» **YOUR OBJECTIVE**
State how many lines of the data below hold the string "Resp", giving nothing but the number.
*** Opening ENTRIES PROVIDED ***
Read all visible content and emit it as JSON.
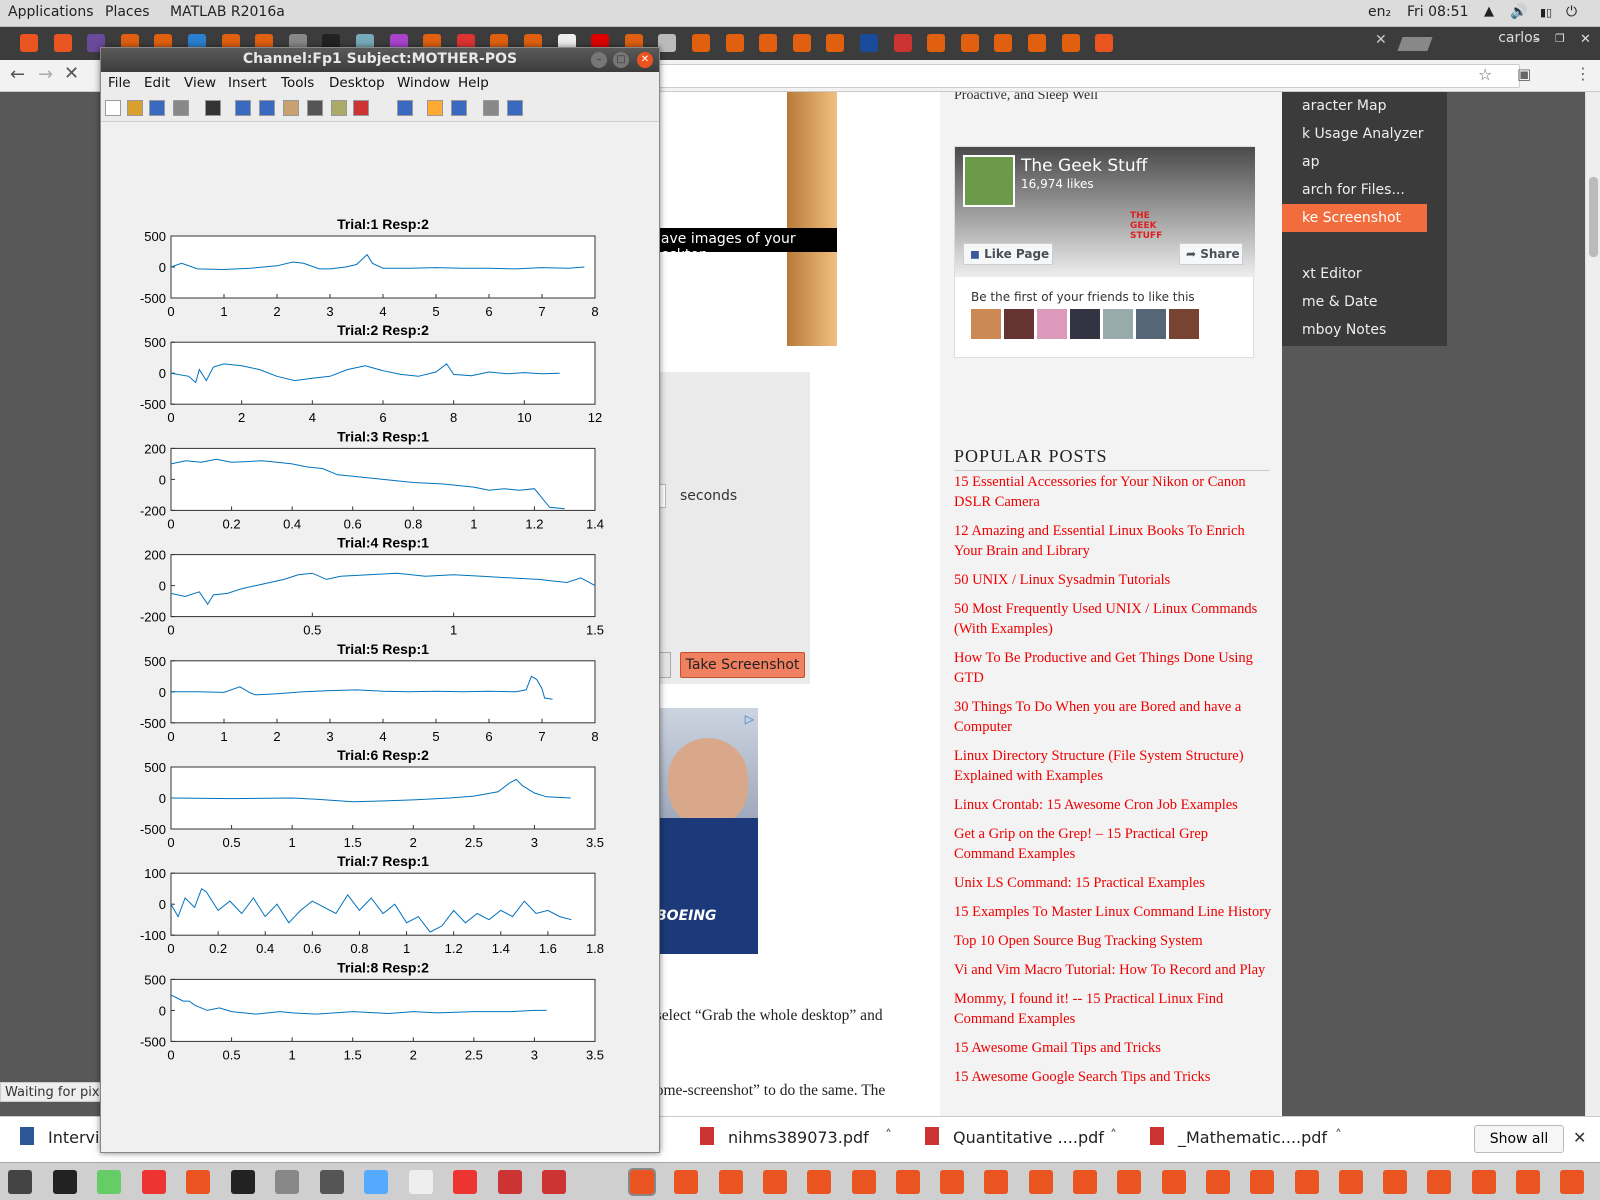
{
  "topbar": {
    "applications": "Applications",
    "places": "Places",
    "app": "MATLAB R2016a",
    "lang": "en₂",
    "clock": "Fri 08:51"
  },
  "tabs": {
    "user": "carlos"
  },
  "browser_menu": {
    "items": [
      "aracter Map",
      "k Usage Analyzer",
      "ap",
      "arch for Files...",
      "ke Screenshot",
      "xt Editor",
      "me & Date",
      "mboy Notes"
    ],
    "tooltip": "Save images of your desktop"
  },
  "dialog": {
    "opt1": "p",
    "opt2": "w",
    "seconds": "seconds",
    "take_button": "Take Screenshot"
  },
  "article": {
    "line1": ", select “Grab the whole desktop” and",
    "line2": "home-screenshot” to do the same. The",
    "top_text": "Proactive, and Sleep Well"
  },
  "ad": {
    "brand": "BOEING"
  },
  "facebook": {
    "name": "The Geek Stuff",
    "likes": "16,974 likes",
    "like_btn": "Like Page",
    "share_btn": "Share",
    "friends": "Be the first of your friends to like this",
    "logo": "THE GEEK STUFF"
  },
  "popular": {
    "heading": "POPULAR POSTS",
    "links": [
      "15 Essential Accessories for Your Nikon or Canon DSLR Camera",
      "12 Amazing and Essential Linux Books To Enrich Your Brain and Library",
      "50 UNIX / Linux Sysadmin Tutorials",
      "50 Most Frequently Used UNIX / Linux Commands (With Examples)",
      "How To Be Productive and Get Things Done Using GTD",
      "30 Things To Do When you are Bored and have a Computer",
      "Linux Directory Structure (File System Structure) Explained with Examples",
      "Linux Crontab: 15 Awesome Cron Job Examples",
      "Get a Grip on the Grep! – 15 Practical Grep Command Examples",
      "Unix LS Command: 15 Practical Examples",
      "15 Examples To Master Linux Command Line History",
      "Top 10 Open Source Bug Tracking System",
      "Vi and Vim Macro Tutorial: How To Record and Play",
      "Mommy, I found it! -- 15 Practical Linux Find Command Examples",
      "15 Awesome Gmail Tips and Tricks",
      "15 Awesome Google Search Tips and Tricks"
    ]
  },
  "status": {
    "text": "Waiting for pix"
  },
  "downloads": {
    "items": [
      "Intervie",
      "nihms389073.pdf",
      "Quantitative ....pdf",
      "_Mathematic....pdf"
    ],
    "show_all": "Show all"
  },
  "matlab": {
    "title": "Channel:Fp1 Subject:MOTHER-POS",
    "menu": [
      "File",
      "Edit",
      "View",
      "Insert",
      "Tools",
      "Desktop",
      "Window",
      "Help"
    ]
  },
  "chart_data": [
    {
      "type": "line",
      "title": "Trial:1 Resp:2",
      "ylim": [
        -500,
        500
      ],
      "yticks": [
        "500",
        "0",
        "-500"
      ],
      "xlim": [
        0,
        8
      ],
      "xticks": [
        "0",
        "1",
        "2",
        "3",
        "4",
        "5",
        "6",
        "7",
        "8"
      ],
      "x": [
        0,
        0.2,
        0.5,
        1,
        1.5,
        2,
        2.3,
        2.5,
        2.8,
        3,
        3.3,
        3.5,
        3.6,
        3.7,
        3.8,
        4,
        4.5,
        5,
        5.5,
        6,
        6.5,
        7,
        7.5,
        7.8
      ],
      "y": [
        0,
        60,
        -30,
        -40,
        -20,
        20,
        80,
        60,
        -30,
        -30,
        0,
        40,
        120,
        200,
        60,
        -20,
        -20,
        -10,
        -20,
        -20,
        -30,
        -10,
        -20,
        0
      ]
    },
    {
      "type": "line",
      "title": "Trial:2 Resp:2",
      "ylim": [
        -500,
        500
      ],
      "yticks": [
        "500",
        "0",
        "-500"
      ],
      "xlim": [
        0,
        12
      ],
      "xticks": [
        "0",
        "2",
        "4",
        "6",
        "8",
        "10",
        "12"
      ],
      "x": [
        0,
        0.5,
        0.7,
        0.8,
        1,
        1.2,
        1.5,
        2,
        2.5,
        3,
        3.5,
        4,
        4.5,
        5,
        5.5,
        6,
        6.5,
        7,
        7.5,
        7.8,
        8,
        8.5,
        9,
        9.5,
        10,
        10.5,
        11
      ],
      "y": [
        0,
        -50,
        -150,
        60,
        -120,
        100,
        150,
        120,
        60,
        -50,
        -120,
        -80,
        -50,
        60,
        120,
        40,
        -20,
        -50,
        20,
        150,
        -20,
        -40,
        20,
        -10,
        10,
        -10,
        0
      ]
    },
    {
      "type": "line",
      "title": "Trial:3 Resp:1",
      "ylim": [
        -200,
        200
      ],
      "yticks": [
        "200",
        "0",
        "-200"
      ],
      "xlim": [
        0,
        1.4
      ],
      "xticks": [
        "0",
        "0.2",
        "0.4",
        "0.6",
        "0.8",
        "1",
        "1.2",
        "1.4"
      ],
      "x": [
        0,
        0.05,
        0.1,
        0.15,
        0.2,
        0.25,
        0.3,
        0.35,
        0.4,
        0.45,
        0.5,
        0.55,
        0.6,
        0.7,
        0.8,
        0.9,
        1,
        1.05,
        1.1,
        1.15,
        1.2,
        1.25,
        1.3
      ],
      "y": [
        100,
        120,
        110,
        130,
        110,
        115,
        120,
        110,
        100,
        80,
        70,
        30,
        20,
        0,
        -20,
        -30,
        -50,
        -70,
        -60,
        -70,
        -60,
        -180,
        -190
      ]
    },
    {
      "type": "line",
      "title": "Trial:4 Resp:1",
      "ylim": [
        -200,
        200
      ],
      "yticks": [
        "200",
        "0",
        "-200"
      ],
      "xlim": [
        0,
        1.5
      ],
      "xticks": [
        "0",
        "0.5",
        "1",
        "1.5"
      ],
      "x": [
        0,
        0.05,
        0.1,
        0.13,
        0.15,
        0.2,
        0.25,
        0.3,
        0.35,
        0.4,
        0.45,
        0.5,
        0.55,
        0.6,
        0.7,
        0.8,
        0.9,
        1,
        1.1,
        1.2,
        1.3,
        1.4,
        1.45,
        1.5
      ],
      "y": [
        -50,
        -70,
        -40,
        -120,
        -60,
        -50,
        -20,
        0,
        20,
        40,
        70,
        80,
        40,
        60,
        70,
        80,
        60,
        70,
        60,
        50,
        40,
        20,
        50,
        0
      ]
    },
    {
      "type": "line",
      "title": "Trial:5 Resp:1",
      "ylim": [
        -500,
        500
      ],
      "yticks": [
        "500",
        "0",
        "-500"
      ],
      "xlim": [
        0,
        8
      ],
      "xticks": [
        "0",
        "1",
        "2",
        "3",
        "4",
        "5",
        "6",
        "7",
        "8"
      ],
      "x": [
        0,
        0.5,
        1,
        1.3,
        1.5,
        1.6,
        2,
        2.5,
        3,
        3.5,
        4,
        4.5,
        5,
        5.5,
        6,
        6.5,
        6.7,
        6.8,
        6.9,
        7,
        7.05,
        7.2
      ],
      "y": [
        0,
        0,
        -10,
        80,
        -20,
        -50,
        -30,
        0,
        20,
        30,
        10,
        0,
        10,
        0,
        10,
        0,
        30,
        250,
        200,
        50,
        -100,
        -120
      ]
    },
    {
      "type": "line",
      "title": "Trial:6 Resp:2",
      "ylim": [
        -500,
        500
      ],
      "yticks": [
        "500",
        "0",
        "-500"
      ],
      "xlim": [
        0,
        3.5
      ],
      "xticks": [
        "0",
        "0.5",
        "1",
        "1.5",
        "2",
        "2.5",
        "3",
        "3.5"
      ],
      "x": [
        0,
        0.5,
        1,
        1.2,
        1.5,
        1.7,
        2,
        2.3,
        2.5,
        2.7,
        2.8,
        2.85,
        2.9,
        3,
        3.1,
        3.3
      ],
      "y": [
        0,
        -10,
        0,
        -20,
        -60,
        -50,
        -30,
        0,
        30,
        100,
        250,
        300,
        200,
        80,
        20,
        0
      ]
    },
    {
      "type": "line",
      "title": "Trial:7 Resp:1",
      "ylim": [
        -100,
        100
      ],
      "yticks": [
        "100",
        "0",
        "-100"
      ],
      "xlim": [
        0,
        1.8
      ],
      "xticks": [
        "0",
        "0.2",
        "0.4",
        "0.6",
        "0.8",
        "1",
        "1.2",
        "1.4",
        "1.6",
        "1.8"
      ],
      "x": [
        0,
        0.03,
        0.06,
        0.1,
        0.13,
        0.15,
        0.2,
        0.25,
        0.3,
        0.35,
        0.4,
        0.45,
        0.5,
        0.55,
        0.6,
        0.7,
        0.75,
        0.8,
        0.85,
        0.9,
        0.95,
        1,
        1.05,
        1.1,
        1.15,
        1.2,
        1.25,
        1.3,
        1.35,
        1.4,
        1.45,
        1.5,
        1.55,
        1.6,
        1.65,
        1.7
      ],
      "y": [
        0,
        -40,
        20,
        -10,
        50,
        40,
        -20,
        10,
        -30,
        20,
        -40,
        0,
        -60,
        -20,
        10,
        -30,
        30,
        -20,
        20,
        -30,
        0,
        -60,
        -40,
        -90,
        -70,
        -20,
        -60,
        -30,
        -50,
        -20,
        -40,
        10,
        -30,
        -20,
        -40,
        -50
      ]
    },
    {
      "type": "line",
      "title": "Trial:8 Resp:2",
      "ylim": [
        -500,
        500
      ],
      "yticks": [
        "500",
        "0",
        "-500"
      ],
      "xlim": [
        0,
        3.5
      ],
      "xticks": [
        "0",
        "0.5",
        "1",
        "1.5",
        "2",
        "2.5",
        "3",
        "3.5"
      ],
      "x": [
        0,
        0.05,
        0.1,
        0.15,
        0.2,
        0.3,
        0.4,
        0.5,
        0.7,
        0.9,
        1,
        1.2,
        1.5,
        1.8,
        2,
        2.2,
        2.5,
        2.8,
        3,
        3.1
      ],
      "y": [
        250,
        200,
        150,
        150,
        80,
        0,
        40,
        -20,
        -60,
        -20,
        -40,
        -60,
        -20,
        -50,
        -20,
        -40,
        -20,
        -20,
        0,
        0
      ]
    }
  ],
  "colors": {
    "plot_line": "#0072bd",
    "accent_orange": "#e95420",
    "link_red": "#e00000"
  }
}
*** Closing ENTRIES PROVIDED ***
» **OUTPUT FOR THIS EXERCISE**
8